Roosevelt's main ranch house was also nice by badlands but it, along with his small hunting cabin, stood in sharp contrast to the Frenchman’s sense of grandeur.
We toured the national park's south unit at daybreak, seeing bison, mule deer, whitetails, wild turkeys, wild horses, grouse and other critters. Watching the sun rise over the horizon from a vantage point known as Buck’s Hill was a spiritual moment.
Roosevelt didn’t initiate the conservation movement, but he certainly refined and improved it. Yellowstone National Park in the Territories of Montana and Wyoming was established by Act of Congress in 1872 under President Ulysses S. Grant’s leadership.
Eccentric naturalist John Muir wielded the power of passion and the pen, writing prolifically about the need to conserve natural treasures. He hosted Roosevelt in 1903 at Yosemite National Park, encouraging the president to enact stronger protections for our incredible public lands. Muir’s influence must have certainly bolstered Roosevelt’s own conservation instincts, even if they didn’t see eye-to-eye on every issue. When William Kent donated in 1908 a tract of land in California loaded with giant redwood trees, just a short distance across the bay from San Francisco, Roosevelt promptly employed the Antiquities Act to create a national monument. Persuaded by Kent, the location was named “Muir Woods National Monument.”
Roosevelt died in his sleep on January 6, 1919, at his Long Island home, Sagamore Hill.
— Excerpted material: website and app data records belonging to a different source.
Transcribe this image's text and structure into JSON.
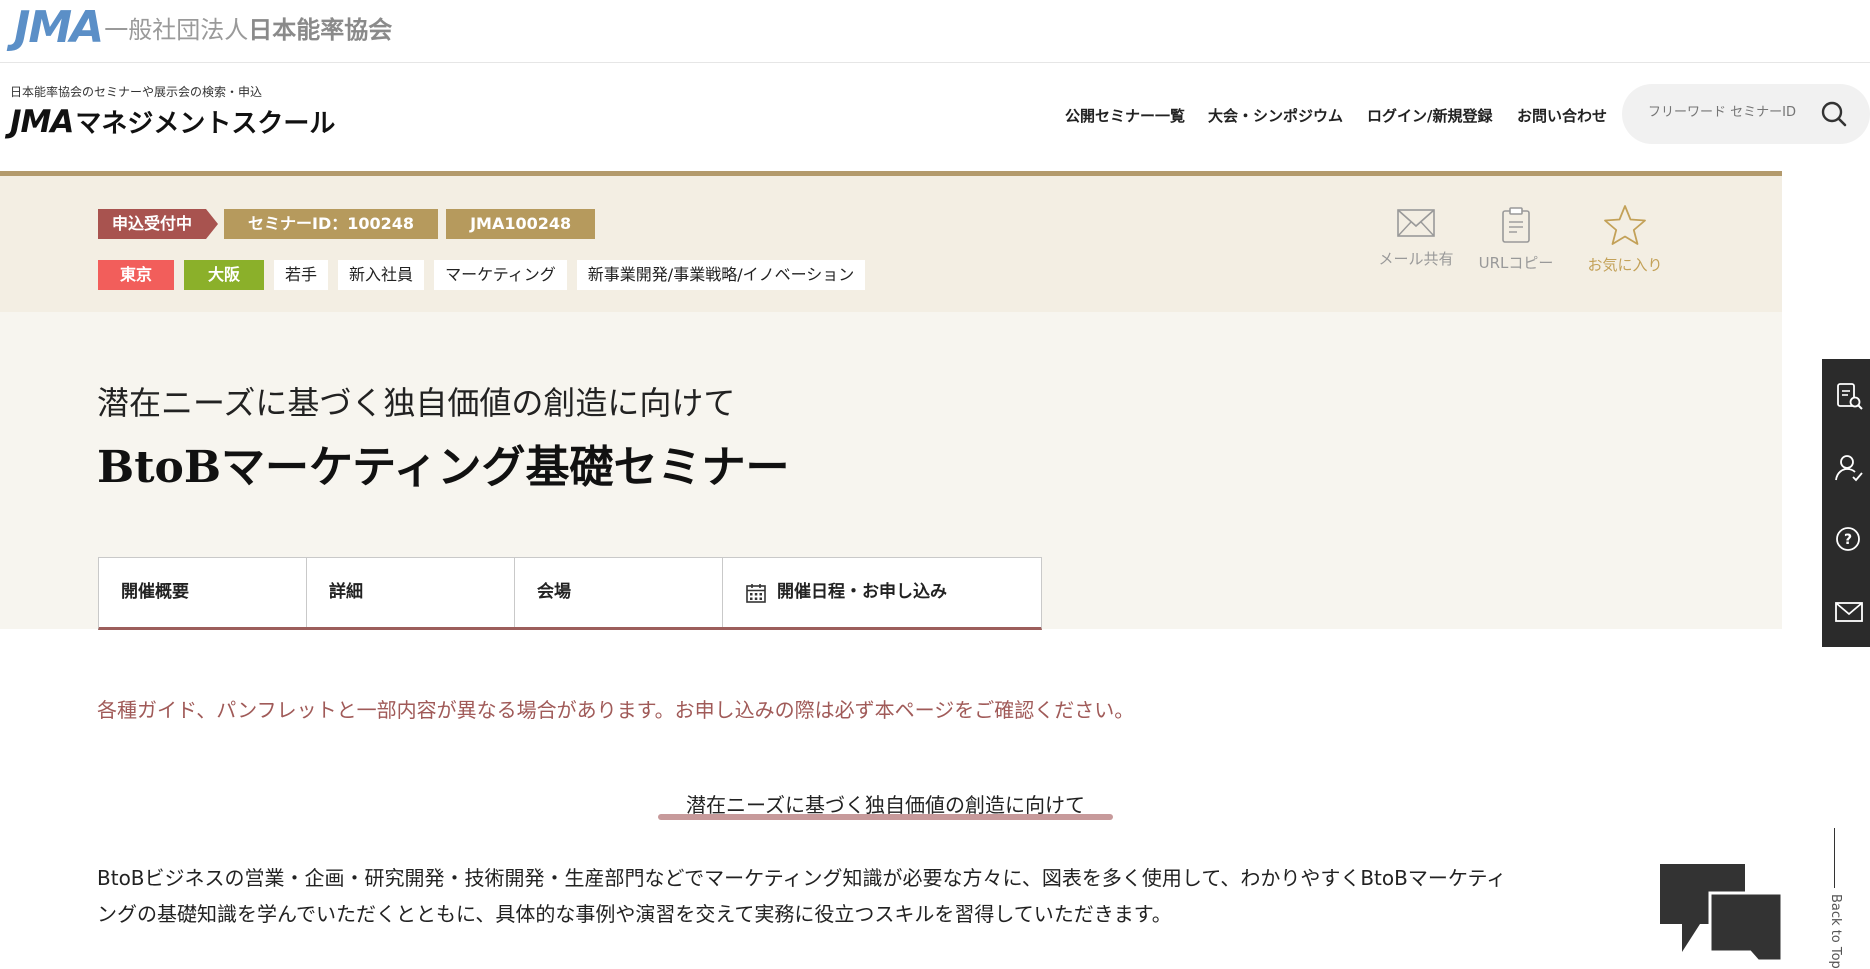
{
  "corp": {
    "logo_mark": "JMA",
    "org_prefix": "一般社団法人",
    "org_name": "日本能率協会"
  },
  "header": {
    "tagline": "日本能率協会のセミナーや展示会の検索・申込",
    "logo_mark": "JMA",
    "logo_text": "マネジメントスクール",
    "nav": [
      "公開セミナー一覧",
      "大会・シンポジウム",
      "ログイン/新規登録",
      "お問い合わせ"
    ],
    "search_placeholder": "フリーワード セミナーID"
  },
  "seminar": {
    "status": "申込受付中",
    "seminar_id": "セミナーID：100248",
    "code": "JMA100248",
    "tags": [
      "東京",
      "大阪",
      "若手",
      "新入社員",
      "マーケティング",
      "新事業開発/事業戦略/イノベーション"
    ],
    "actions": {
      "mail": "メール共有",
      "url": "URLコピー",
      "favorite": "お気に入り"
    }
  },
  "hero": {
    "subtitle": "潜在ニーズに基づく独自価値の創造に向けて",
    "title": "BtoBマーケティング基礎セミナー",
    "tabs": [
      "開催概要",
      "詳細",
      "会場",
      "開催日程・お申し込み"
    ]
  },
  "content": {
    "notice": "各種ガイド、パンフレットと一部内容が異なる場合があります。お申し込みの際は必ず本ページをご確認ください。",
    "heading": "潜在ニーズに基づく独自価値の創造に向けて",
    "body_line1": "BtoBビジネスの営業・企画・研究開発・技術開発・生産部門などでマーケティング知識が必要な方々に、図表を多く使用して、わかりやすくBtoBマーケティ",
    "body_line2": "ングの基礎知識を学んでいただくとともに、具体的な事例や演習を交えて実務に役立つスキルを習得していただきます。"
  },
  "back_to_top": "Back to Top",
  "colors": {
    "status": "#a8534f",
    "gold": "#b69a5d",
    "tokyo": "#f25e5b",
    "osaka": "#8bb02a",
    "notice": "#a05a58",
    "band": "#f3eee3"
  }
}
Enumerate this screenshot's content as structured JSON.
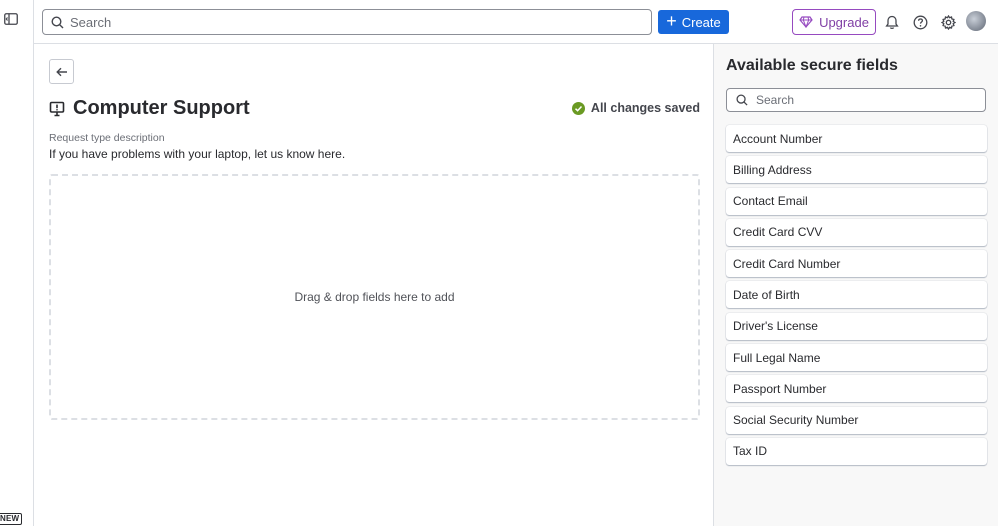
{
  "rail": {
    "new_badge": "NEW"
  },
  "topbar": {
    "search_placeholder": "Search",
    "create_label": "Create",
    "upgrade_label": "Upgrade"
  },
  "page": {
    "title": "Computer Support",
    "status": "All changes saved",
    "description_label": "Request type description",
    "description": "If you have problems with your laptop, let us know here.",
    "dropzone_text": "Drag & drop fields here to add"
  },
  "sidebar": {
    "title": "Available secure fields",
    "search_placeholder": "Search",
    "fields": [
      "Account Number",
      "Billing Address",
      "Contact Email",
      "Credit Card CVV",
      "Credit Card Number",
      "Date of Birth",
      "Driver's License",
      "Full Legal Name",
      "Passport Number",
      "Social Security Number",
      "Tax ID"
    ]
  },
  "colors": {
    "primary": "#1868db",
    "upgrade": "#803fa5",
    "success": "#6a9a23"
  }
}
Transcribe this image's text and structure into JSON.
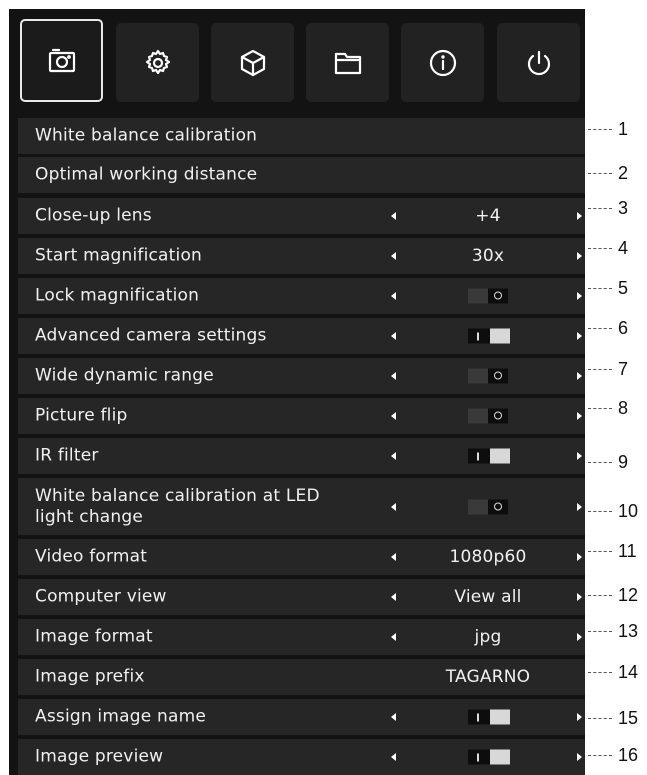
{
  "tabs": [
    {
      "icon": "camera-icon",
      "active": true
    },
    {
      "icon": "gear-icon",
      "active": false
    },
    {
      "icon": "cube-icon",
      "active": false
    },
    {
      "icon": "folder-icon",
      "active": false
    },
    {
      "icon": "info-icon",
      "active": false
    },
    {
      "icon": "power-icon",
      "active": false
    }
  ],
  "rows": [
    {
      "label": "White balance calibration",
      "kind": "action"
    },
    {
      "label": "Optimal working distance",
      "kind": "action"
    },
    {
      "label": "Close-up lens",
      "kind": "select",
      "value": "+4"
    },
    {
      "label": "Start magnification",
      "kind": "select",
      "value": "30x"
    },
    {
      "label": "Lock magnification",
      "kind": "toggle",
      "state": "off"
    },
    {
      "label": "Advanced camera settings",
      "kind": "toggle",
      "state": "on"
    },
    {
      "label": "Wide dynamic range",
      "kind": "toggle",
      "state": "off"
    },
    {
      "label": "Picture flip",
      "kind": "toggle",
      "state": "off"
    },
    {
      "label": "IR filter",
      "kind": "toggle",
      "state": "on"
    },
    {
      "label": "White balance calibration at LED light change",
      "kind": "toggle",
      "state": "off"
    },
    {
      "label": "Video format",
      "kind": "select",
      "value": "1080p60"
    },
    {
      "label": "Computer view",
      "kind": "select",
      "value": "View all"
    },
    {
      "label": "Image format",
      "kind": "select",
      "value": "jpg"
    },
    {
      "label": "Image prefix",
      "kind": "text",
      "value": "TAGARNO"
    },
    {
      "label": "Assign image name",
      "kind": "toggle",
      "state": "on"
    },
    {
      "label": "Image preview",
      "kind": "toggle",
      "state": "on"
    }
  ],
  "callouts": [
    "1",
    "2",
    "3",
    "4",
    "5",
    "6",
    "7",
    "8",
    "9",
    "10",
    "11",
    "12",
    "13",
    "14",
    "15",
    "16"
  ],
  "colors": {
    "panel": "#131313",
    "row": "#262626",
    "text": "#f0f0f0"
  }
}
He was known for a lot of deeds, but we who value conserving wild places and creatures can admire the way he wielded a “big stick” for conservation.
"The Man in the Arena"